“In some Native languages the term for plants translates to “those who take care of us” — Robin Wall Kimmerer
This week we are taking a bit of a break from the social justice focus and instead talking about sourcing your food straight from nature. However, this topic, just like everything else, is inherently steeped in inequity. From the pollution caused by the meat industry, to the low wages and bad conditions for workers on certain farms, and the unequal access to nutritional food for the poor and people of color, the food system in the United States is messed up. Foraging is an effective and rewarding way to decrease your impact on the environment and stop enabling the food industry, but it takes a lot more time and effort then grocery shopping.
The Secret Life of Mushroom Hunters
From Outside Magazine comes an interview with Langdon Cook, author of The Mushroom Hunters: On the Trail of an Underground America. In his book, Cook explains the crucial role mushrooms play in the ecosystem and in cleaning up the mess humans have made. “We've discovered that mushrooms can mitigate oil spills; they've been shown to cleanse radiation out of the environment,” said Cook. The mushroom hunting community has a long history of violence and conflict. Cook details a tense encounter with a group of hunters from Laos in which he, as an “outsider” was suddenly forced to leave.
Urban Foragers Take the Law Into Their Own Hands
In much of the Pacific Northwest, foraging is illegal due to the risk of over-harvesting and environmental degradation. But foraging is not just a new fad; many people forage because they can’t afford groceries and for others it helps them feel closer to nature. In NYC, foraging is illegal as well, but that hasn’t stopped people. One man, “Wildman” Steve Brill has been leading foraging tours around the city since he was arrested for eating a dandelion in 1986. But Brill is just one of many people to get arrested while picking. One solution to the recent crackdowns are human-planted “food forests” that are supposed to replicate wild forests and allow foraging. Beacon Food Forest, located in a poor town in Seattle, allows free foraging and identification classes.

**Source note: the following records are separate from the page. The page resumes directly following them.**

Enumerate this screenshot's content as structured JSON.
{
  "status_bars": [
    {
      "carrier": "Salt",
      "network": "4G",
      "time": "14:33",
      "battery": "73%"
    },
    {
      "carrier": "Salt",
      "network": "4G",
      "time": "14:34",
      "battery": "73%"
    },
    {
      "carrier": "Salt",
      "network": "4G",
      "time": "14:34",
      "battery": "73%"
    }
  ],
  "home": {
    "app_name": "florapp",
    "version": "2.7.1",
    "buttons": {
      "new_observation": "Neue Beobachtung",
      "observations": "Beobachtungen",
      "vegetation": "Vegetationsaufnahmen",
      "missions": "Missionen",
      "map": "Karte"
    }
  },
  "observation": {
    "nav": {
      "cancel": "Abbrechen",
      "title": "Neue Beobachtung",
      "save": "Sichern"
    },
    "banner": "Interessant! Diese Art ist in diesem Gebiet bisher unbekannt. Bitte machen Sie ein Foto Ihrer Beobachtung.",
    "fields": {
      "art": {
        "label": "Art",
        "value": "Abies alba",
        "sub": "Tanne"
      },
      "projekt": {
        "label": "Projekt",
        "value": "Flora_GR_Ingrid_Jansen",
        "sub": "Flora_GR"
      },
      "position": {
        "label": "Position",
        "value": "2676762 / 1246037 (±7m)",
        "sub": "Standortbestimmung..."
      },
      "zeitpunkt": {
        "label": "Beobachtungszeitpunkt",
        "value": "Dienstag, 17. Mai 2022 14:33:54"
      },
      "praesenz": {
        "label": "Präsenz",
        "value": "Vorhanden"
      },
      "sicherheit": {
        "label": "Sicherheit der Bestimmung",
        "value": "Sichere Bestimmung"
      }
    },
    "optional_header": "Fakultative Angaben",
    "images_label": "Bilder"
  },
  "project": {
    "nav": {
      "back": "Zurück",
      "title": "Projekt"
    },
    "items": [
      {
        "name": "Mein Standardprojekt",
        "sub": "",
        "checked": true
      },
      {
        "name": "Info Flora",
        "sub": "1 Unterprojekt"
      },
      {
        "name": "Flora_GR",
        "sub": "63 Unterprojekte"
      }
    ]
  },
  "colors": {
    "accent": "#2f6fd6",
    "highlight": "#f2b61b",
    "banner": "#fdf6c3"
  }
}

Foraging on stolen land
Most of the knowledge on wild edible and medicinal plants in the U.S. comes from indiegnous peoples as their techniques were developed centuries ago. However, today as foraging is becoming increasingly popular, indigenous folx are finding it harder and harder to forage. Although a law was enacted in 2016 that allowed registered Indigenous peoples to forage in National Parks, many indigenous folx are being excluded due to arbitrary identification processes.
The Honorable Harvest
Along with respecting the people who first foraged on this land, when you enter the woods to forage, you must agree to the rules of the non-human. According to Robin Wall Kimmerer, author of Braiding Sweetgrass, these rules are called the honorable harvest. Studies show that picking pieces of a plant can actually help its growth. However, this only works if foragers take only what they need, never take more than half of what a plant is offering, give gratitude, and as Kimmerer says, “never take the first, never take the last.”
Thank you for reading! This week, I hope you take the rules of the honorable harvest out into the forest with you.